BEGIN

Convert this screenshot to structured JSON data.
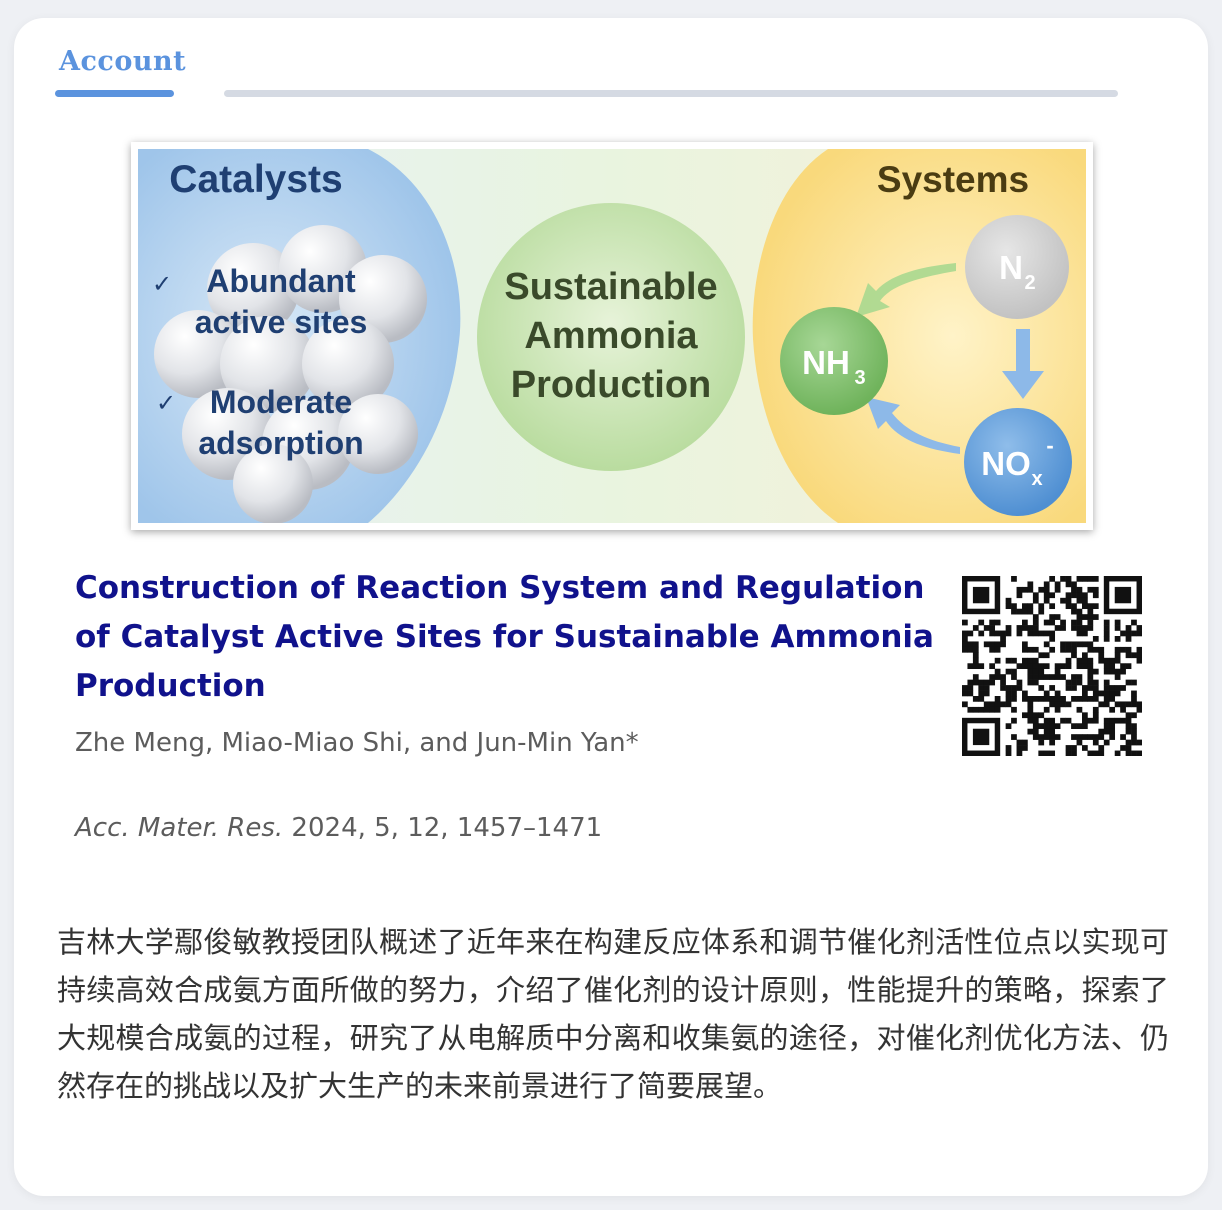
{
  "tab": {
    "label": "Account"
  },
  "toc_graphic": {
    "catalysts": {
      "heading": "Catalysts",
      "bullets": [
        {
          "line1": "Abundant",
          "line2": "active sites"
        },
        {
          "line1": "Moderate",
          "line2": "adsorption"
        }
      ]
    },
    "center": {
      "line1": "Sustainable",
      "line2": "Ammonia",
      "line3": "Production"
    },
    "systems": {
      "heading": "Systems",
      "n2": "N",
      "n2_sub": "2",
      "nh3": "NH",
      "nh3_sub": "3",
      "nox": "NO",
      "nox_sub": "x",
      "nox_sup": "-"
    },
    "colors": {
      "catalysts_blue": "#a9cdee",
      "center_green": "#c8e6b4",
      "systems_yellow": "#fbe39a",
      "heading_navy": "#1f3f72",
      "n2_gray": "#d4d4d4",
      "nh3_green": "#8cc77a",
      "nox_blue": "#6ea7df"
    }
  },
  "article": {
    "title": "Construction of Reaction System and Regulation of Catalyst Active Sites for Sustainable Ammonia Production",
    "authors": "Zhe Meng, Miao-Miao Shi, and Jun-Min Yan*",
    "journal": "Acc. Mater. Res.",
    "citation_rest": " 2024, 5, 12, 1457–1471",
    "abstract": "吉林大学鄢俊敏教授团队概述了近年来在构建反应体系和调节催化剂活性位点以实现可持续高效合成氨方面所做的努力，介绍了催化剂的设计原则，性能提升的策略，探索了大规模合成氨的过程，研究了从电解质中分离和收集氨的途径，对催化剂优化方法、仍然存在的挑战以及扩大生产的未来前景进行了简要展望。"
  }
}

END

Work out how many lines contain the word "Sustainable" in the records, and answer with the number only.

2